The exact terms of the deal between AIBA and the multinational energy corporation, which AIBA claims has helped ease its financial crisis, have not been disclosed.

A report from the EY auditing firm said the agreement would run from April this year to December 2021, "and that AIBA had received 100 per cent of the contractually stipulated amount of funds in the first half of 2021 as a prepayment".

EY said the conditions of the Gazprom contract enabled AIBA to "fully cover" its expenditure for the year to June 30, and to cover budgeted expenditures for the year June 30 2022.

After that period, however, AIBA’s revenues - in addition to the remaining six months of revenues from the Gazprom agreement - will be "dependent on future licensing, sponsorship and event revenues that have yet to be contracted".

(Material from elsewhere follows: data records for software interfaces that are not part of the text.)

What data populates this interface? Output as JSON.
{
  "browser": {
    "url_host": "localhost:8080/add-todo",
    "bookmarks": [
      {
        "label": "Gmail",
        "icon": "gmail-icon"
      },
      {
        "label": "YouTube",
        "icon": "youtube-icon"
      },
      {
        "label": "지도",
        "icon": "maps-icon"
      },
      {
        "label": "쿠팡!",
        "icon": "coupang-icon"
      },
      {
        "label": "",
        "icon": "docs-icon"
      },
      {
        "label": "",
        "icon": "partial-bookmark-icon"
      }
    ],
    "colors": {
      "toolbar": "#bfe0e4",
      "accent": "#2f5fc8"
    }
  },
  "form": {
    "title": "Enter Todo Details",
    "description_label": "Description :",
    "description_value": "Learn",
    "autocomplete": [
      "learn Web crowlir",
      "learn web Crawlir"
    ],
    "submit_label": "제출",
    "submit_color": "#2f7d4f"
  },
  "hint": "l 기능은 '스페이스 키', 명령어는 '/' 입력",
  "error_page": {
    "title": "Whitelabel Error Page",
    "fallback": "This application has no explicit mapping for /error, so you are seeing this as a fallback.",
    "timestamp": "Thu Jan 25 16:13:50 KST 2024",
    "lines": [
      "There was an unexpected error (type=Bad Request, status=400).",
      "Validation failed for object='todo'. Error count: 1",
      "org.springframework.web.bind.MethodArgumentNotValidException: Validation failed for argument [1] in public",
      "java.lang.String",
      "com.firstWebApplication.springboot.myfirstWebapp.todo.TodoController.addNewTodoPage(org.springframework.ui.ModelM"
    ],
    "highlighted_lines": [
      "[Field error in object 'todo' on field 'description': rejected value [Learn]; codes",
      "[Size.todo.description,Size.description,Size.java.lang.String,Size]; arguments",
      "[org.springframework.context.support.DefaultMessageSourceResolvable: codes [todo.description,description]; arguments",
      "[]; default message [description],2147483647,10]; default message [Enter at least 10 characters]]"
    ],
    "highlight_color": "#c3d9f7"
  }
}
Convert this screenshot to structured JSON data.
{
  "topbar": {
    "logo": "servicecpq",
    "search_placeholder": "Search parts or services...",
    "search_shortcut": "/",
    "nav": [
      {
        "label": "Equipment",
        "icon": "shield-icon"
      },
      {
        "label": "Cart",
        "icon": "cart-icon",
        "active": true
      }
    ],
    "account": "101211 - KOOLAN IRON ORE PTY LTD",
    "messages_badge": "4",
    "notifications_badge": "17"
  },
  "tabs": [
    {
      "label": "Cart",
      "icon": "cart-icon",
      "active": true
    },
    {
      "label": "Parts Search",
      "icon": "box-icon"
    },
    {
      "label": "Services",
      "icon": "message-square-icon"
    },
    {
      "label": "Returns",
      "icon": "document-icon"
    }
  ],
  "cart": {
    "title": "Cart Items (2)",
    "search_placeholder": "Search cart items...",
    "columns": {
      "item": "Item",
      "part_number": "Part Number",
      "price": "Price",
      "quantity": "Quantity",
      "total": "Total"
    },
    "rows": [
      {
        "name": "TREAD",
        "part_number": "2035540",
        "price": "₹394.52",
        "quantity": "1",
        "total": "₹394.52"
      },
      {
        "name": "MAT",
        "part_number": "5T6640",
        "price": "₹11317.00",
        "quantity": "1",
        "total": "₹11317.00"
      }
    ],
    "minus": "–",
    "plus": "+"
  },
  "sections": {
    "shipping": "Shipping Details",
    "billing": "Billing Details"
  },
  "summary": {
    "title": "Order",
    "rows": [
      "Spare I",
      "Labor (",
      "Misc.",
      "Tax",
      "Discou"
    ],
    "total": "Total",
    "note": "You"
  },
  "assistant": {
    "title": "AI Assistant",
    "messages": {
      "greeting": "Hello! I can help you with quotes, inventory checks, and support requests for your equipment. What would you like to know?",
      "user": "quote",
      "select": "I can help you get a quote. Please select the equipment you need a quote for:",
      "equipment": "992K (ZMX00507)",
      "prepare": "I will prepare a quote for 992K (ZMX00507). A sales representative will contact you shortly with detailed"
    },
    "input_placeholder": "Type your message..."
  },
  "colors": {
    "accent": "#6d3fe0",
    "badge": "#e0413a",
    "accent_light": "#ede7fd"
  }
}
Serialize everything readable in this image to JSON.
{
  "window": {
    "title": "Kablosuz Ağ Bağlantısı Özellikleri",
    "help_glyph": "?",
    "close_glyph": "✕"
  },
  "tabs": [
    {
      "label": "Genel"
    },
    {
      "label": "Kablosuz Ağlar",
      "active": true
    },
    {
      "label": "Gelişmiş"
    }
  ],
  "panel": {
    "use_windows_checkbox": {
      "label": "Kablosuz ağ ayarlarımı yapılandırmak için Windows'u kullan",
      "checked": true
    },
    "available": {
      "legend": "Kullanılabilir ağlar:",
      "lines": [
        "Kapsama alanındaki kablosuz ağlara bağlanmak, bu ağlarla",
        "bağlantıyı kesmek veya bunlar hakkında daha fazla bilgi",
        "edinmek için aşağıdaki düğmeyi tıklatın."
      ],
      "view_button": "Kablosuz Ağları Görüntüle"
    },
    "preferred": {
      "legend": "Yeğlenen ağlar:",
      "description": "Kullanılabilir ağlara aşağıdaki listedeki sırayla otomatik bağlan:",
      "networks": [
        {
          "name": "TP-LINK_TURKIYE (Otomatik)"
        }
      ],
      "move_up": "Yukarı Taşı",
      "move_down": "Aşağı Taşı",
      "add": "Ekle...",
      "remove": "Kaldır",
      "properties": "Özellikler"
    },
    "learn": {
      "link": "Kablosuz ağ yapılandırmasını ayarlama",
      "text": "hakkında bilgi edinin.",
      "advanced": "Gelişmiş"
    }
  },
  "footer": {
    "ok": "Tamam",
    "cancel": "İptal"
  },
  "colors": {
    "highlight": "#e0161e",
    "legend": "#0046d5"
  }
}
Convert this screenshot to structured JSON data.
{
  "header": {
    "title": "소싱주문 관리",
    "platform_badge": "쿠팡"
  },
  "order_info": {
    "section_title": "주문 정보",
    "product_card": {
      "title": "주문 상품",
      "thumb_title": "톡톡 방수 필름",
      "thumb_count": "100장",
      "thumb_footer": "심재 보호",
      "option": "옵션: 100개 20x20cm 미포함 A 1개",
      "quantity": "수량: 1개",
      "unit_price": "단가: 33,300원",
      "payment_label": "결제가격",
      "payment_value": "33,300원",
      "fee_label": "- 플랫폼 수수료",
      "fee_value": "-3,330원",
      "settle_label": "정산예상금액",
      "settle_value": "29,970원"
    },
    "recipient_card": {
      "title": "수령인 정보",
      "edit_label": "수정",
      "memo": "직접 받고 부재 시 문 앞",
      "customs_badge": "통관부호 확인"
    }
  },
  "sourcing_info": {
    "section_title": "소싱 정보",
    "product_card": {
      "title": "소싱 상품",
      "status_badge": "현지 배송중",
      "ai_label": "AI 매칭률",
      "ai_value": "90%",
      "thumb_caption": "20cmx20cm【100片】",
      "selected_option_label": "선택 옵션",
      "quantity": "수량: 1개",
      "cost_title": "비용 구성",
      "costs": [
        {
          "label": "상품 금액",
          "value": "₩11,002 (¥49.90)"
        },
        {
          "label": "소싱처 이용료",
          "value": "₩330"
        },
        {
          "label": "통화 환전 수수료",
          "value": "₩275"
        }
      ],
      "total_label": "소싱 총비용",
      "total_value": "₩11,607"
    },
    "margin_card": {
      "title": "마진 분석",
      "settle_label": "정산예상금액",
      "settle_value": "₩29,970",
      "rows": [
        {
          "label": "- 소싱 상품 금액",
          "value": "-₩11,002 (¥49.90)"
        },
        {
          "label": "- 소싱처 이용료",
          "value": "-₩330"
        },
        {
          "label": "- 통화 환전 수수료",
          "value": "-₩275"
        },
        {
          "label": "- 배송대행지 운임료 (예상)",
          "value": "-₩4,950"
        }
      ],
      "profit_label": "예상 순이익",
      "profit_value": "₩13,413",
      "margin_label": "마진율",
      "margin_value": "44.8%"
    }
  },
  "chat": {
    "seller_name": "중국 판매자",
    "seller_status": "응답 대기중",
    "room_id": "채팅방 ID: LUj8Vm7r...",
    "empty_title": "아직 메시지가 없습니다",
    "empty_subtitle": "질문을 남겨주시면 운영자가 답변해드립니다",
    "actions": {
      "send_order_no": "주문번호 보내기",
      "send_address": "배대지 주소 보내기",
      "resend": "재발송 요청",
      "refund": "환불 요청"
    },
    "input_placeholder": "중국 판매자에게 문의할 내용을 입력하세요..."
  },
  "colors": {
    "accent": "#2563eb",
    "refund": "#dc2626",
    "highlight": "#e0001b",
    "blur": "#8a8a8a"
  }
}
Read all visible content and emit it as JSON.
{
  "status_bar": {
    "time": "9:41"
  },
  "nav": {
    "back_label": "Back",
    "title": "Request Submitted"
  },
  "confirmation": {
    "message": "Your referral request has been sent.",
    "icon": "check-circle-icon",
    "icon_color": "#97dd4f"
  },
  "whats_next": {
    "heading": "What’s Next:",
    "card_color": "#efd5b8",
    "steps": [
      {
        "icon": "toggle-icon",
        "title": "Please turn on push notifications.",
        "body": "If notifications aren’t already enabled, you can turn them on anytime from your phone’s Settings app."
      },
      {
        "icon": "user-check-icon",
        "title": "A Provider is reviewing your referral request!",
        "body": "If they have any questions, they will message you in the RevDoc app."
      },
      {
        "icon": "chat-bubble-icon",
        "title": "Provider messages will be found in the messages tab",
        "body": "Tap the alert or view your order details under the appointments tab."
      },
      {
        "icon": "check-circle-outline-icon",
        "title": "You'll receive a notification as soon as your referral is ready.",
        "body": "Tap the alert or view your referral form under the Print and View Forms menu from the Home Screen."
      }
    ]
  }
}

"Due to the non-disclosure of the content of the contract with Gazprom, in particular the global amount paid by Gazprom and AIBA’s performance obligations from the contract, it is not clear what the real nature of this contract could be," Zappelli wrote.

"This also raises questions about how this contract was negotiated and approved by AIBA.

"Already in 2019, AIBA’s financial dependence on consecutive single sources of revenue from external investors was highlighted and defined as one of the causes of its indebtedness.

"The importance of the Gazprom contract, in proportion to the other revenues, may raise the risk of falling into a similar scheme."

The latest IOC report on AIBA's situation raises concerns over the organisation's finances and a deal with Gazprom ©IOC
The latest IOC report on AIBA's situation raises concerns over the organisation's finances and a deal with Gazprom ©IOC

Zappelli highlighted concerns over a conflict of interest and AIBA’s autonomy owing to its dependence on a state-owned company in the country where its President, Umar Kremlev, is from.

Her report also references the outstanding contract dispute between AIBA and First Commitment International Trade (FCIT), one of the causes of the financial problems at the Federation.

FCIT claims AIBA still owes $18.9 million (£14.2 million/€16.7 million), plus interest, related to a loan between FCIT and the now dissolved Boxing Marketing Arm.

The report notes how the "contingent liability related to the FCIT still open, the claim being contested by AIBA and no settlement having been reached to date".

AIBA’s ability to operate is "still highly conditional upon adherence to the contractual obligations with Gazprom, to the capacity of AIBA to continue to find other sources of revenues after the Gazprom contract expires and to whether the risk of a potential litigation from FCIT materialises", Zappelli wrote.

Concerns over AIBA's refereeing and judging and governance also contributed to AIBA's suspension and it being stripped of any involvement in organising the boxing tournament at Tokyo 2020.

A report on this year's AIBA Men's World Championships by PricewaterhouseCoopers warned the judging system put in place at the event in Serbia "is not as independent from human influence as it should be, and that consequently, it leaves an open pathway to issues similar to those encountered in the past".

At least 11 bouts at the Rio 2016 Olympics are thought to have been fixed, while a second report from Canadian lawyer Richard McLaren, published yesterday, revealed match-fixing had continued at major AIBA events for five years after the Games in the Brazilian city.

AIBA must "demonstrate it has successfully addressed the ongoing concerns around its governance, financial transparency and sustainability, and integrity of refereeing and judging process" by 2023 for boxing to be included at Los Angeles 2028 and for its suspension to be lifted in time for Paris 2024.